CEO of Ceylon Soul, experience creator and photographer
- Often found on Leyn Baan Street or in the Roti Shop on Hospital Street
Who I am today has a lot to do with the Fort. It has moulded me in every way: the languages I speak, the philosophies I have in my head, those I have met. The philosophy of the place includes oneness, unity, togetherness, sharing and caring. The Fort is rich in every way. You have safety and really good food. The meal that reminds me most of the Fort is ghee rice, breadfruit curry, fried beef and salad. My introduction to chutney came from one of my aunties who lived in Leyn Baan street. She makes phenomenal chutney from dates, mangoes and limes.
Sharing the Fort’s soul
For about ten years, I have given walking tours of the Fort. I have met film stars, criminal lawyers, royalty, business people, broad and narrow-minded people, those of different sexualities and statuses. I don’t know all the precise details about every building but I know about the community. What we have in common is humanity and a way of life. I value this place so much and really treasure it. I could be doing other things but I stick to being here. I am living in paradise. Everything I have started in my life has taken off from here including my interest in travel and photography.
Time to talk

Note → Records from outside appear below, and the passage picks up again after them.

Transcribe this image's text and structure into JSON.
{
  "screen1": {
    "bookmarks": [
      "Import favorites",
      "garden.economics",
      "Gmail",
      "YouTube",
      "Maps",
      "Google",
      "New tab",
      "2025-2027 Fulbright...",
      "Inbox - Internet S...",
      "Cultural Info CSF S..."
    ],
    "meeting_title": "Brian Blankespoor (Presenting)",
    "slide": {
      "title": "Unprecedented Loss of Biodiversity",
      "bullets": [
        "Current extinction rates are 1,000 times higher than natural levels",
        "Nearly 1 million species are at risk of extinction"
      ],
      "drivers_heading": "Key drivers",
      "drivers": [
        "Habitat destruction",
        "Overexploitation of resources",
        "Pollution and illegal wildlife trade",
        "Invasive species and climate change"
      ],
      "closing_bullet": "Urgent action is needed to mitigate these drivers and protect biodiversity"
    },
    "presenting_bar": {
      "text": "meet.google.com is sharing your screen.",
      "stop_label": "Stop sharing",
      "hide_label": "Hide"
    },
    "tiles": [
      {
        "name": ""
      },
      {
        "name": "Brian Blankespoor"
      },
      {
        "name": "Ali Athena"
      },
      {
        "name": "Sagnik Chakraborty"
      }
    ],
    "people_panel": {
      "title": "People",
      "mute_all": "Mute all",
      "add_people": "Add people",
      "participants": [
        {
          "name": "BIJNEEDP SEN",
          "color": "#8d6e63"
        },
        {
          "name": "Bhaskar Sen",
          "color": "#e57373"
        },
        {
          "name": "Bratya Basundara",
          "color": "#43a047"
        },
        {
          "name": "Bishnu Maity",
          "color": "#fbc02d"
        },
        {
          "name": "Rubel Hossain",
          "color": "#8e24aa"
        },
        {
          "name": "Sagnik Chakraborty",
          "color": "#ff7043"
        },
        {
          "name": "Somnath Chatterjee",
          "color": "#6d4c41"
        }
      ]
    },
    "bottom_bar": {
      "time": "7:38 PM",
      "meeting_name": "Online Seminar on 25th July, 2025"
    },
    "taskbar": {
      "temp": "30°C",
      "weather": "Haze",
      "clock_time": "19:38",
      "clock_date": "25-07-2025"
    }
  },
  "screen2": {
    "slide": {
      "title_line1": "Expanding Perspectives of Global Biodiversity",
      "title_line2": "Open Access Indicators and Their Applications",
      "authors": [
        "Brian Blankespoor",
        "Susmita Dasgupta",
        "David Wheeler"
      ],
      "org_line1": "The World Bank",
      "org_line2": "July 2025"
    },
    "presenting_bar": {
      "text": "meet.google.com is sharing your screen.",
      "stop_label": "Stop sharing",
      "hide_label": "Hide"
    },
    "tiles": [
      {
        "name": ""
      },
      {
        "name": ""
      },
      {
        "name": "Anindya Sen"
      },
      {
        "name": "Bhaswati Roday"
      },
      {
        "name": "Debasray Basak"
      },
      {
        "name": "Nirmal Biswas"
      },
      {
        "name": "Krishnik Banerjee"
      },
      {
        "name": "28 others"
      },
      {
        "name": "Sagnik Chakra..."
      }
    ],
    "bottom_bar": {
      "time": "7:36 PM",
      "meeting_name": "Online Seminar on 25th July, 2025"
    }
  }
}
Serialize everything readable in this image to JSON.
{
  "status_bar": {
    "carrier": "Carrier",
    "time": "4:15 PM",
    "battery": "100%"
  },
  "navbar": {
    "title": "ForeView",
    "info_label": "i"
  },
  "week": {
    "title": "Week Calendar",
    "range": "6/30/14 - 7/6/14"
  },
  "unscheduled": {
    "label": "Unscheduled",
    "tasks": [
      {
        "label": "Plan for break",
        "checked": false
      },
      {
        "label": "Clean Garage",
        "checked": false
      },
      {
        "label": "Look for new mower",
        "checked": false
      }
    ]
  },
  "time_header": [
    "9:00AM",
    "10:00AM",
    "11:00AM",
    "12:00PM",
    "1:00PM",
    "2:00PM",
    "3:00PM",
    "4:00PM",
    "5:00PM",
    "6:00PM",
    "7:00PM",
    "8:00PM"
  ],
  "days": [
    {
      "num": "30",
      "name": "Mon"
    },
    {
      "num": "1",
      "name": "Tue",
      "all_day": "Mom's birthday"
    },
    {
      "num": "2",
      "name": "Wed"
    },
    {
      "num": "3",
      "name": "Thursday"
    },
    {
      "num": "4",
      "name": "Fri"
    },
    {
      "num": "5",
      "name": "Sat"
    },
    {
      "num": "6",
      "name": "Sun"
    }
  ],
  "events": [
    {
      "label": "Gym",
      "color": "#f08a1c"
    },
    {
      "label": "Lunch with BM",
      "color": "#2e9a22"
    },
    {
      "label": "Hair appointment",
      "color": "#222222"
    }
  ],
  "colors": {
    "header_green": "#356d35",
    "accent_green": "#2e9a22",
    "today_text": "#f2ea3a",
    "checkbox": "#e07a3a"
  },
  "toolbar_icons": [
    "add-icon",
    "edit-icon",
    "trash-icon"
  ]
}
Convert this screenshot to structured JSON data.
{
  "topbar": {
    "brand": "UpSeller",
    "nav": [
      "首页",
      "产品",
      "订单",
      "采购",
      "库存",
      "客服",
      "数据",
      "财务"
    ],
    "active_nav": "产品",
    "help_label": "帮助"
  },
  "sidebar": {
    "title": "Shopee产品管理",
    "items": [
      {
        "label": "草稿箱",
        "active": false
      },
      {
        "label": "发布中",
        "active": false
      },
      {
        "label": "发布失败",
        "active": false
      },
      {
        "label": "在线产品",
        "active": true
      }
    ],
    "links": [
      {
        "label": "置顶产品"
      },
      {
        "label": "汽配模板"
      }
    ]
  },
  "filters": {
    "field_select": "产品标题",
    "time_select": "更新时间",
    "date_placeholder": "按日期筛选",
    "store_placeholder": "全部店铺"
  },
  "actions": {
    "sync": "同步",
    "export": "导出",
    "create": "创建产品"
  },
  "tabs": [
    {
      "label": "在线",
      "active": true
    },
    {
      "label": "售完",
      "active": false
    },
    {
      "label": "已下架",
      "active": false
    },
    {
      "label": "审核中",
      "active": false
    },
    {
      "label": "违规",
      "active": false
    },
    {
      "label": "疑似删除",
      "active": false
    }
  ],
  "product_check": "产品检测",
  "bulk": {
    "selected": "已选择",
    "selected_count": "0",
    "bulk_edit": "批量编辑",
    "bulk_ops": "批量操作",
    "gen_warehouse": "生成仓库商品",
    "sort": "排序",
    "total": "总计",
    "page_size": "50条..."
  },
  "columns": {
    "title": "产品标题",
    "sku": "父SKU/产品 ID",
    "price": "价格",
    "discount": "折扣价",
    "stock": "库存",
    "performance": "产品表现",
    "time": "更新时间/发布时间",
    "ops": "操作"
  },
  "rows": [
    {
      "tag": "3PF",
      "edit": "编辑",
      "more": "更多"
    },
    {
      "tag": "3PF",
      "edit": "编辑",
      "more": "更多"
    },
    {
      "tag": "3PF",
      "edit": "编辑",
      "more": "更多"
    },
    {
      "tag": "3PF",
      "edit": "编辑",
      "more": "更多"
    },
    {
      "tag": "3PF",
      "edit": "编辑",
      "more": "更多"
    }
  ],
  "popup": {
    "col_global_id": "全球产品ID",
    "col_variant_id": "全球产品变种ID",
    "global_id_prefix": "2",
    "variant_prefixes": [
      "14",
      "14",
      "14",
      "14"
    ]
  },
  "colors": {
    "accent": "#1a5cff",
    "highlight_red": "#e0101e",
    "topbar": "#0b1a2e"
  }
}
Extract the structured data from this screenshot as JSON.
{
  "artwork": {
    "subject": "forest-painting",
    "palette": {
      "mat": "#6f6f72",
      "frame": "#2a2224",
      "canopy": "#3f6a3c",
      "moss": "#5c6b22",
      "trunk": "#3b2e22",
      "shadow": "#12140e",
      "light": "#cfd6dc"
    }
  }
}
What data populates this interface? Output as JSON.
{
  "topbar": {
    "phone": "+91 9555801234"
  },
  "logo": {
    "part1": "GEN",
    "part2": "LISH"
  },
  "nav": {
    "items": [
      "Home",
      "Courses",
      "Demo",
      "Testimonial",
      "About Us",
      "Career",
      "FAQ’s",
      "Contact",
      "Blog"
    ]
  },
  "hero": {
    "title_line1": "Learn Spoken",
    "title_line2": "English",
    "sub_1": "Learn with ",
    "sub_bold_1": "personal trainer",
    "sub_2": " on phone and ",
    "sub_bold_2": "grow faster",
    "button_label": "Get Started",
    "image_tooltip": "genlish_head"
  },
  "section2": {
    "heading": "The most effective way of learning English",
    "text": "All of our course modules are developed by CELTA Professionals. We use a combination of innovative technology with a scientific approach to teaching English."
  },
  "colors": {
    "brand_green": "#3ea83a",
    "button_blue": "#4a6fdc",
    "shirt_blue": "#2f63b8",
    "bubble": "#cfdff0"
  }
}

By mingling with other people and also living in Colombo and Singapore I have learnt a lot, but this is where I have learnt the most. Just observing how people interact is interesting. If you see someone you know, you always stop and say hi. A route which would normally take 30 seconds, takes 5 minutes in the Fort because people always stop to speak to you. That is so different to just ignoring or tooting your horn. Here nobody will just pass by without stopping.